Fix your supply chain. Dig deep into your communication rhythms. Figure out the priority list. Quit the tasks that are holding you back. Walk away from dead ends. Add rigor to your processes. Understand the difference between the things that feel urgent and those that are truly important.
None of this works if you do it temporarily. The point is to create and fix systems with finality. Identify a class of projects that your team will do instead of you and then never do them again. Reorganize your data archiving approach and then stick with it. Build a system for lifelong learning and then maintain the commitment.
In any given moment, an urgency that feels like an emergency gives us the permission to abandon our systems and simply dive in and fix it, as only we can. And this permission is precisely why we get stuck, precisely why the next urgency is likely to appear tomorrow.
Resolutions don’t work. Habits and systems can.
Most of us are so stuck on the short-cycles of urgency that it’s difficult to even imagine changing our longer-term systems.
Amazingly, this simple non-hack (in which you spend the time to actually avoid the shortcuts that have been holding you back) might be the single most effective work you do all year.
For no really good reason, I filmed this long riff about my experience with the early days of video and adventure games. Probably more 1980s game history than you wanted to know.
Rewatching them, I’m reminded of how many lucky breaks I’ve had, how often I got the benefit of the doubt and how being in the right place at the right time can change so much.
Alas, I didn’t mention many of the people who did the extraordinary work of programming, of organizational development and of believing in possibility. I’m grateful to have worked next to hundreds of people who spent years battling the odds to invent the future.
Cleaning out the fridge after a power failure, I found three half-empty containers of anchovies. Because they magically migrate to the back of the fridge, every time I had needed some, I ended up opening a new jar, because the old ones were invisible. Not just invisible if I had looked for them, but so invisible that it never even occurred to me to look for them.
And this is even more likely to happen with the data on your hard drive. If you don’t know to look for it, if you don’t believe it’s there, it might as well be deleted.
And of course, this applies to our lost skills, confidence and experience as well.
It’s worth putting in regular effort to remind ourselves of what we’ve already got and how it has served us in the past.
It also knows that people like points, likes and something that feels like popularity.
The social media companies optimized their algorithms for profit.

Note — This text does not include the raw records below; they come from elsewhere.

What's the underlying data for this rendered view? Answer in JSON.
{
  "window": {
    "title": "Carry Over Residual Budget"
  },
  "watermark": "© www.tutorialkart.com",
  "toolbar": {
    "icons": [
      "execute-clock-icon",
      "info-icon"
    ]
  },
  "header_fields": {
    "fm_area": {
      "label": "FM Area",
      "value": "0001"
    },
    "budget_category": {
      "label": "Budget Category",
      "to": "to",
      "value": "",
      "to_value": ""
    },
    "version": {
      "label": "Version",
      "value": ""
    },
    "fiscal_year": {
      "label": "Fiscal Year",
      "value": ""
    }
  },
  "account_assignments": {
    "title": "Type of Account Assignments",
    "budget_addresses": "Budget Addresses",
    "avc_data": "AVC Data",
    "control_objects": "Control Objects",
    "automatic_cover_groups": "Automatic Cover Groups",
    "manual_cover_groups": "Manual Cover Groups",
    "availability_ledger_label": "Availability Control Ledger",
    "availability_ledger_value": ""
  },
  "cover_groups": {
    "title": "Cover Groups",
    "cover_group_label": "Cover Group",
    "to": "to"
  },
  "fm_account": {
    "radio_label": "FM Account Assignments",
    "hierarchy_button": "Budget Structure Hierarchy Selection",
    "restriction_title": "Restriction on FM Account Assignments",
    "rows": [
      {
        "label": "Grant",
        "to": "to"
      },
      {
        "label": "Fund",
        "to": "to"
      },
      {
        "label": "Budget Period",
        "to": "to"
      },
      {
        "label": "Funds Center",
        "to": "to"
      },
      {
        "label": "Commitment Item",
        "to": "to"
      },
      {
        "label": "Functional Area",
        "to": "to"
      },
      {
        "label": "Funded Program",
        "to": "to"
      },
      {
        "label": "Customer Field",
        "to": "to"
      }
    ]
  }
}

And profit, they figured, would come from engagement. And engagement, they figured, would come from confounding our instincts and rewarding outrage.
Because outrage draws a crowd.
And crowds establish culture.
And a desire to be the leader of a crowd reinforced the cycle.
And so the social networks created a game, a game in which you ‘win’ by being notorious, outrageous or, as they coined the phrase, “authentic.” The whole world is watching, if you’re willing to put on a show.
That’s not how the world actually works. The successful people in your community or your industry (please substitute ‘happy’ for successful in that sentence) don’t act the way the influencers on Twitter, YouTube or Facebook do. That’s all invented, amplified stagecraft, it’s not the actual human condition.
Many of us have an overwhelming need to rubberneck, to slow down when we pass a crash on the highway. This is odd, as most people don’t go out of their way to visit the morgue, just for kicks. And yet…
I hope we’d agree that if people started staging car crashes on the side of the road to get attention, we’d be outraged.
That’s what happening, and the leaders of social networks pretend that they can’t do a thing about it, just as Google pretends that they can’t control the results of their search algorithm.
The shift that the leaders of the social networks need to make is simple. In the long run, it will cost them nothing. And within weeks, it will create a world that’s calmer, happier and more productive.
Amplify possibility. Dial down the spread of disinformation, trolling and division. Make it almost impossible to get famous at the expense of civilization. Embrace the fact that breaking news doesn’t have to be the rhythm of our days. Reward thoughtfulness and consistency and responsibility.